During transcription, the DNA of a gene serves as a template for complementary base-pairing, and an enzyme called RNA polymerase II catalyzes the formation of a pre-mRNA molecule, which is then processed to form mature mRNA (Figure 1).Does transcription make a single stranded complement of only a particular DNA sequence? ›
As opposed to DNA replication, transcription results in an RNA complement that includes the nucleotide uracil (U) in all instances where thymine (T) would have occurred in a DNA complement. Only one of the two DNA strands serve as a template for transcription.
Why is mRNA complementary to DNA? ›
mRNA is formed as a complementary strand to one of the two strands of the DNA. Three of the four nitrogenous bases that make up RNA — adenine (A), cytosine (C), and guanine (G) — are also found in DNA. In RNA, however, a base called uracil (U) replaces thymine (T) as the complementary nucleotide to adenine.How complementary base pairing is responsible for transcription of RNA from DNA? ›
DNA and RNA bases are also held together by chemical bonds and have specific base pairing rules. In DNA/RNA base pairing, adenine (A) pairs with uracil (U), and cytosine (C) pairs with guanine (G). The conversion of DNA to mRNA occurs when an RNA polymerase makes a complementary mRNA copy of a DNA “template” sequence.What is the complementary base pair rule for transcription? ›
The rules of base pairing (or nucleotide pairing) are: A with T: the purine adenine (A) always pairs with the pyrimidine thymine (T) C with G: the pyrimidine cytosine (C) always pairs with the purine guanine (G)What happens to the complementary strand during transcription? ›

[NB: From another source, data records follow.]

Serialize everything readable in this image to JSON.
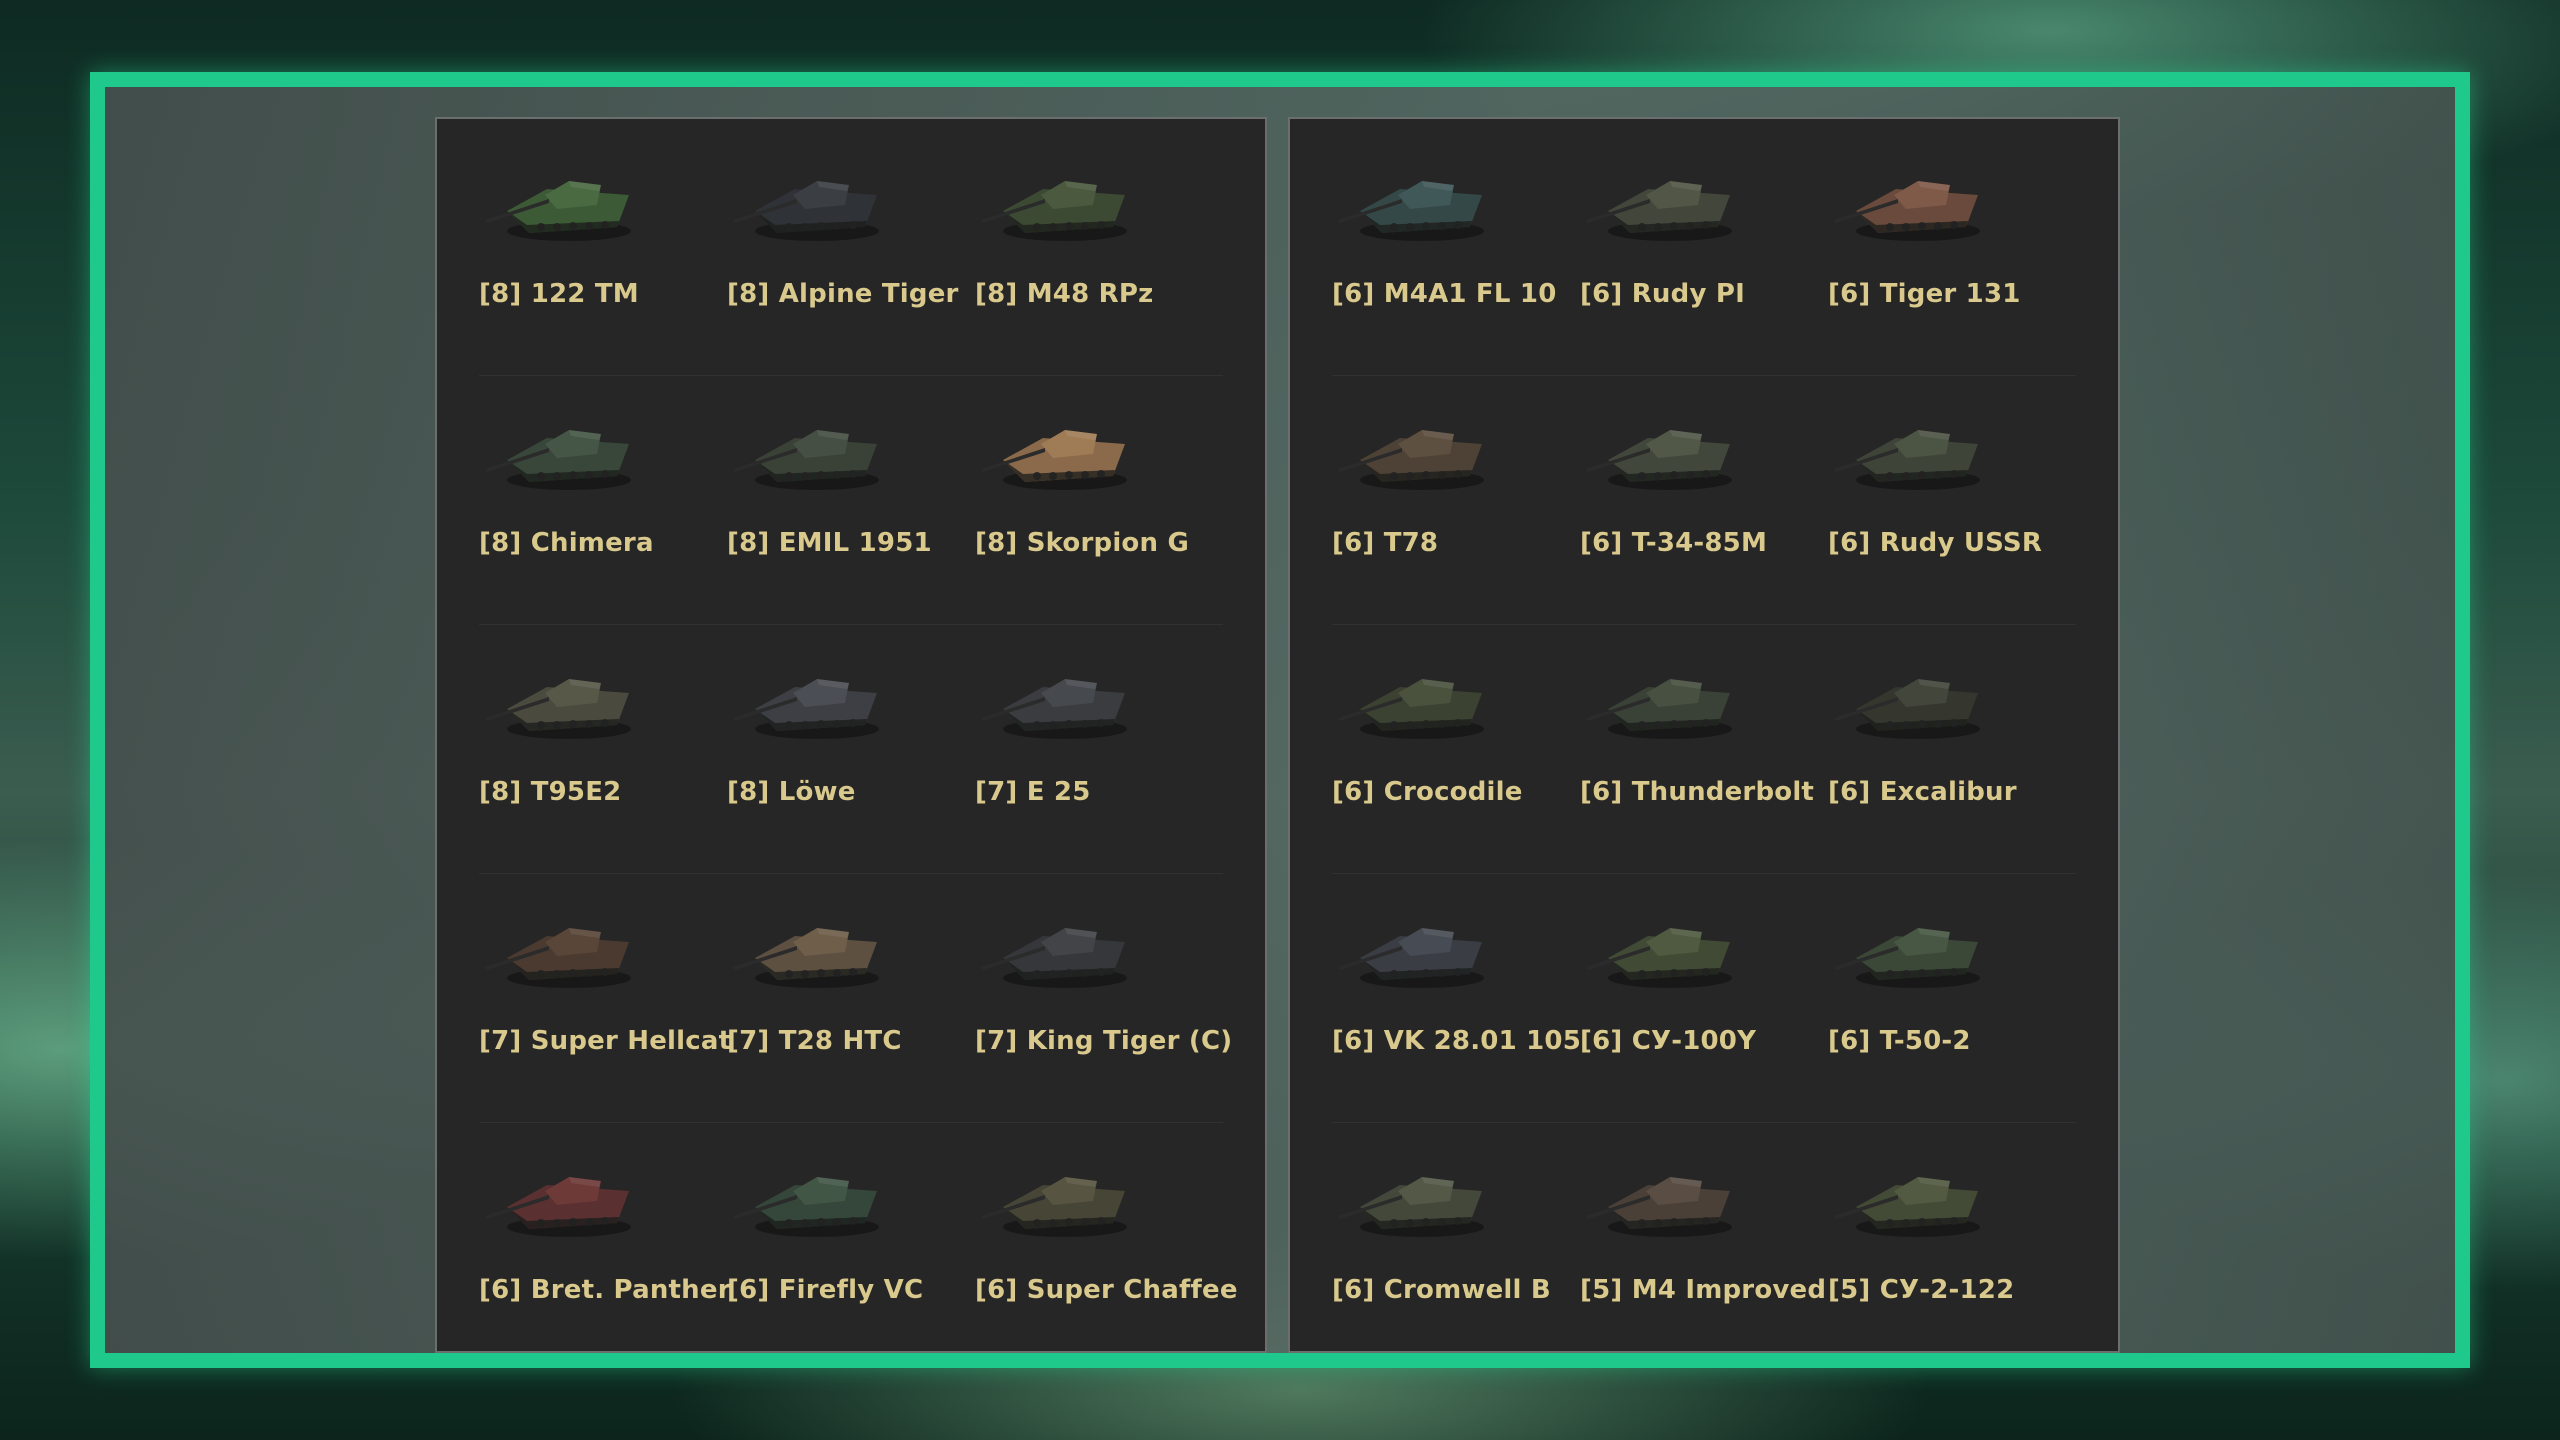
{
  "panels": [
    {
      "rows": [
        [
          {
            "label": "[8] 122 TM",
            "hull": "#3d5a36",
            "turret": "#4a6a42"
          },
          {
            "label": "[8] Alpine Tiger",
            "hull": "#2f3236",
            "turret": "#3b3f44"
          },
          {
            "label": "[8] M48 RPz",
            "hull": "#3c4a33",
            "turret": "#4b5a3f"
          }
        ],
        [
          {
            "label": "[8] Chimera",
            "hull": "#39473a",
            "turret": "#455646"
          },
          {
            "label": "[8] EMIL 1951",
            "hull": "#3a4238",
            "turret": "#464f43"
          },
          {
            "label": "[8] Skorpion G",
            "hull": "#8a6a4a",
            "turret": "#a07c56"
          }
        ],
        [
          {
            "label": "[8] T95E2",
            "hull": "#4a4a3e",
            "turret": "#585849"
          },
          {
            "label": "[8] Löwe",
            "hull": "#3d3f44",
            "turret": "#4b4e54"
          },
          {
            "label": "[7] E 25",
            "hull": "#3a3c40",
            "turret": "#46494e"
          }
        ],
        [
          {
            "label": "[7] Super Hellcat",
            "hull": "#4a3a30",
            "turret": "#5a4638"
          },
          {
            "label": "[7] T28 HTC",
            "hull": "#5e5040",
            "turret": "#6e5e4a"
          },
          {
            "label": "[7] King Tiger (C)",
            "hull": "#35373a",
            "turret": "#424448"
          }
        ],
        [
          {
            "label": "[6] Bret. Panther",
            "hull": "#5a3030",
            "turret": "#6d3a38"
          },
          {
            "label": "[6] Firefly VC",
            "hull": "#35463a",
            "turret": "#425646"
          },
          {
            "label": "[6] Super Chaffee",
            "hull": "#474536",
            "turret": "#575441"
          }
        ]
      ]
    },
    {
      "rows": [
        [
          {
            "label": "[6] M4A1 FL 10",
            "hull": "#354848",
            "turret": "#415858"
          },
          {
            "label": "[6] Rudy PI",
            "hull": "#43463a",
            "turret": "#525646"
          },
          {
            "label": "[6] Tiger 131",
            "hull": "#6a4a3c",
            "turret": "#805a48"
          }
        ],
        [
          {
            "label": "[6] T78",
            "hull": "#4e4236",
            "turret": "#5e5040"
          },
          {
            "label": "[6] T-34-85M",
            "hull": "#42473c",
            "turret": "#525848"
          },
          {
            "label": "[6] Rudy USSR",
            "hull": "#3e4538",
            "turret": "#4c5444"
          }
        ],
        [
          {
            "label": "[6] Crocodile",
            "hull": "#3c4232",
            "turret": "#4a523e"
          },
          {
            "label": "[6] Thunderbolt",
            "hull": "#3a4136",
            "turret": "#475041"
          },
          {
            "label": "[6] Excalibur",
            "hull": "#35372f",
            "turret": "#43463b"
          }
        ],
        [
          {
            "label": "[6] VK 28.01 105",
            "hull": "#3a3d44",
            "turret": "#474b53"
          },
          {
            "label": "[6] СУ-100Y",
            "hull": "#414a34",
            "turret": "#505a40"
          },
          {
            "label": "[6] T-50-2",
            "hull": "#3b4737",
            "turret": "#485744"
          }
        ],
        [
          {
            "label": "[6] Cromwell B",
            "hull": "#44483a",
            "turret": "#535847"
          },
          {
            "label": "[5] M4 Improved",
            "hull": "#4a4038",
            "turret": "#5a4e44"
          },
          {
            "label": "[5] СУ-2-122",
            "hull": "#434a36",
            "turret": "#525a42"
          }
        ]
      ]
    }
  ]
}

RNA polymerase synthesizes an RNA transcript complementary to the DNA template strand in the 5' to 3' direction. It moves forward along the template strand in the 3' to 5' direction, opening the DNA double helix as it goes.